__Exercise prompt__
Copy each line containing the word "icon" from the records that follow, please.

══════════

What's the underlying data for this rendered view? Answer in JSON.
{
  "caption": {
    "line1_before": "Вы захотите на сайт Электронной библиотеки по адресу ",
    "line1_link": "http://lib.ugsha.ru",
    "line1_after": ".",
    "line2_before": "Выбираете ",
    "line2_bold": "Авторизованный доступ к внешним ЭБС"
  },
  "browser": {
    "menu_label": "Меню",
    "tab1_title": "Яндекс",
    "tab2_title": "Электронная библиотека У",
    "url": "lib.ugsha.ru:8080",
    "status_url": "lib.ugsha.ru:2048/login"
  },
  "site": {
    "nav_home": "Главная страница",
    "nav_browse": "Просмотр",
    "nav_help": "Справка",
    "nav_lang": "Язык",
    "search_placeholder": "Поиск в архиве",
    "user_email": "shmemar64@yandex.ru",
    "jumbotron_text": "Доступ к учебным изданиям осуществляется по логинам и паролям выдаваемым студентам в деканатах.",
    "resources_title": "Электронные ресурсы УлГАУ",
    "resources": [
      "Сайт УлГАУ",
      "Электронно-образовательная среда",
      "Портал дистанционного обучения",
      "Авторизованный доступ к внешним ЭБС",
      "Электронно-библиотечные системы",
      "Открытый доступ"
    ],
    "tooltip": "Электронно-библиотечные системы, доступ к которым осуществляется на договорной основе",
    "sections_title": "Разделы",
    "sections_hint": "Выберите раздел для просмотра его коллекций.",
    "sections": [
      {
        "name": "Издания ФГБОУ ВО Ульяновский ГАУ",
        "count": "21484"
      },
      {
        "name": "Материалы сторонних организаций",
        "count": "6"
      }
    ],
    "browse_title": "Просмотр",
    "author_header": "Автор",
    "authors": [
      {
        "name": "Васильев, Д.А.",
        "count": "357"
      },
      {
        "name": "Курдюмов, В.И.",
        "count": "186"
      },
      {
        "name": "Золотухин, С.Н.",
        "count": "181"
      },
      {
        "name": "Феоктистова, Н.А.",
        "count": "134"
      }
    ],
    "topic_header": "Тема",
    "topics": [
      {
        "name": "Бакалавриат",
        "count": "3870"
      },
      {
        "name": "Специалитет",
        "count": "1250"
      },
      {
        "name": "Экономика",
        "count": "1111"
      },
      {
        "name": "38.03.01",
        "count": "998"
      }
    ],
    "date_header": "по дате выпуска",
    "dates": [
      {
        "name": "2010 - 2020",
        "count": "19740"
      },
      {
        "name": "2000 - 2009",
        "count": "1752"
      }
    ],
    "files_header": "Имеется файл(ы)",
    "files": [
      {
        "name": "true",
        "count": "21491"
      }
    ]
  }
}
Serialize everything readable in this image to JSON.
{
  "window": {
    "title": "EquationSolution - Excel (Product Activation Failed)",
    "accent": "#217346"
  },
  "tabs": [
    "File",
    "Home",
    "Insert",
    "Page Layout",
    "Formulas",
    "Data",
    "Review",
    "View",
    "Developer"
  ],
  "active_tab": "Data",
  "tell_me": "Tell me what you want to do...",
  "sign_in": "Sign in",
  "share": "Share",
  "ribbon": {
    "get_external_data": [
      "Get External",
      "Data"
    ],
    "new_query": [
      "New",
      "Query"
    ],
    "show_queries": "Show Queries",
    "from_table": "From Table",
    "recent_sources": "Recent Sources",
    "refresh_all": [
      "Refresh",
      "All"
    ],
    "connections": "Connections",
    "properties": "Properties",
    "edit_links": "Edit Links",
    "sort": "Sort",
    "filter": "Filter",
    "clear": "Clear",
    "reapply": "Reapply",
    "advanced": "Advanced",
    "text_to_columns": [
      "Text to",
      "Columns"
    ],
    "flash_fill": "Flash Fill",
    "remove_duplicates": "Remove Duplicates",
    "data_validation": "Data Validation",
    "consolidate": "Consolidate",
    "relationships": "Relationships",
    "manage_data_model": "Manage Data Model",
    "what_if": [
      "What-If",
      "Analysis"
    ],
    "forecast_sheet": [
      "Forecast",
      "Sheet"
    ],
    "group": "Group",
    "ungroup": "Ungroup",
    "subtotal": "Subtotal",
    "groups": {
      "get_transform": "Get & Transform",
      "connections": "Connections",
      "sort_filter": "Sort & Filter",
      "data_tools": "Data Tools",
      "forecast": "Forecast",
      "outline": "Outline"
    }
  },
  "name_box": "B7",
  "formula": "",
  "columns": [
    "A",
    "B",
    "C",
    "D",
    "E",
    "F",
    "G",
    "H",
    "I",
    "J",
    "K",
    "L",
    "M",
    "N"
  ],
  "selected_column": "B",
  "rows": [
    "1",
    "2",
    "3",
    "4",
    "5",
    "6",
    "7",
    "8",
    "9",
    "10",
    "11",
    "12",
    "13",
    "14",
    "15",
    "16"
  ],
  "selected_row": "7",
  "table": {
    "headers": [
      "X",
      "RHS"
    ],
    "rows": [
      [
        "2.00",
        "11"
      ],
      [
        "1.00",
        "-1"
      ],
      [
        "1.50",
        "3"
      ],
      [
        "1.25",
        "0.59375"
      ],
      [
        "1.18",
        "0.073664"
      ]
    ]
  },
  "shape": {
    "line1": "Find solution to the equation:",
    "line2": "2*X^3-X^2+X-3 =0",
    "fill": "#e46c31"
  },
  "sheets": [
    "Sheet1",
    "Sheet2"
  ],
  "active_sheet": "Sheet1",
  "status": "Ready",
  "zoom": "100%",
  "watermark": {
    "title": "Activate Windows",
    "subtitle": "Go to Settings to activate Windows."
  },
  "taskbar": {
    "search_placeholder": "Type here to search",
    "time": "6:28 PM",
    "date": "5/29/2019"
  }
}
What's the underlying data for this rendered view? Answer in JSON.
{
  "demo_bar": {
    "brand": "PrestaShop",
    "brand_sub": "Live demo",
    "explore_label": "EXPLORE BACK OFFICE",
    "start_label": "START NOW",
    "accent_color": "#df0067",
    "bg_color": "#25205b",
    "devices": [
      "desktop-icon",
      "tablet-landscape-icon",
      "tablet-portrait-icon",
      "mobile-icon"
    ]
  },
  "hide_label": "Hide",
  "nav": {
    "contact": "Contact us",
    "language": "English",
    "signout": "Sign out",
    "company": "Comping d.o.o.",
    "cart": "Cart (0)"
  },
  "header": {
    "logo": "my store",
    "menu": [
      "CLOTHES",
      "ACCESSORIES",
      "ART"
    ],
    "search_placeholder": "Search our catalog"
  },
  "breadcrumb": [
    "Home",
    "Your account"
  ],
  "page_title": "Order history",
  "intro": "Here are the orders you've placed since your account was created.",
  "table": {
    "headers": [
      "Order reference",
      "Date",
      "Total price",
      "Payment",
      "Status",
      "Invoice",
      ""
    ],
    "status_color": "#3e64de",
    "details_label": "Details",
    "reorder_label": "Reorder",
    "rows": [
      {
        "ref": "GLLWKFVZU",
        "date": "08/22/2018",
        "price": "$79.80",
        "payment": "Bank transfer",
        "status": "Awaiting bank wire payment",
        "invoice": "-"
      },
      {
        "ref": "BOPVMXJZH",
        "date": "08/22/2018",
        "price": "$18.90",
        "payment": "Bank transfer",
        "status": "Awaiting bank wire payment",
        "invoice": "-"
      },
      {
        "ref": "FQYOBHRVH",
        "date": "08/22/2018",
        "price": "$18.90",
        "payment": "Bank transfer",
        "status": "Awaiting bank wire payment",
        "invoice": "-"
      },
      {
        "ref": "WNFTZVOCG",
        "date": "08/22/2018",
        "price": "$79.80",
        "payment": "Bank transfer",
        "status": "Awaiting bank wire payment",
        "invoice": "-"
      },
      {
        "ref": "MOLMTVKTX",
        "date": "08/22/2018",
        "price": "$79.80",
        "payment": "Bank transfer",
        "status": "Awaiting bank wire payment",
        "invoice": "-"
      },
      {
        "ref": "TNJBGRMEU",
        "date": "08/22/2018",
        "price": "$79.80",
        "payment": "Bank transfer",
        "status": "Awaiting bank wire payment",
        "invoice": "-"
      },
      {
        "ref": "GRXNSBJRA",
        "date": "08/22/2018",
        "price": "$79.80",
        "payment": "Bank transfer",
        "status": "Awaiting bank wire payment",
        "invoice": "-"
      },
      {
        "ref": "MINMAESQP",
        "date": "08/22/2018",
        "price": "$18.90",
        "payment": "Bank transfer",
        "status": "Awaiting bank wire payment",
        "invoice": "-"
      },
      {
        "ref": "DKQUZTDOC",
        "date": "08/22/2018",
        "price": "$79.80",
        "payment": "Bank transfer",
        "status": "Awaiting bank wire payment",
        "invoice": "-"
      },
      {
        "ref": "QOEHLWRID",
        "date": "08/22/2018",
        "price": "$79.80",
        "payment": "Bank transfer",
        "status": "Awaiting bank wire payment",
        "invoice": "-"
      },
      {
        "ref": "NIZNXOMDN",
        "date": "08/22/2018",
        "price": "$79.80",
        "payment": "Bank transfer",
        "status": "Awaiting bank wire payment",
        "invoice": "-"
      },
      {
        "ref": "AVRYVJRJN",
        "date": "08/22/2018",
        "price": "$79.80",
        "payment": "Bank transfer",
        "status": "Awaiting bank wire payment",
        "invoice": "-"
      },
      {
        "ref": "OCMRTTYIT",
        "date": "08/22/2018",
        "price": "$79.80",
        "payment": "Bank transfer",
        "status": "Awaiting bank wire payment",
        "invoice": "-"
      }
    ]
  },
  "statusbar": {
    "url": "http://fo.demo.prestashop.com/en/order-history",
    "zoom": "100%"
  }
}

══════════

__Your response__
      "desktop-icon",
      "tablet-landscape-icon",
      "tablet-portrait-icon",
      "mobile-icon"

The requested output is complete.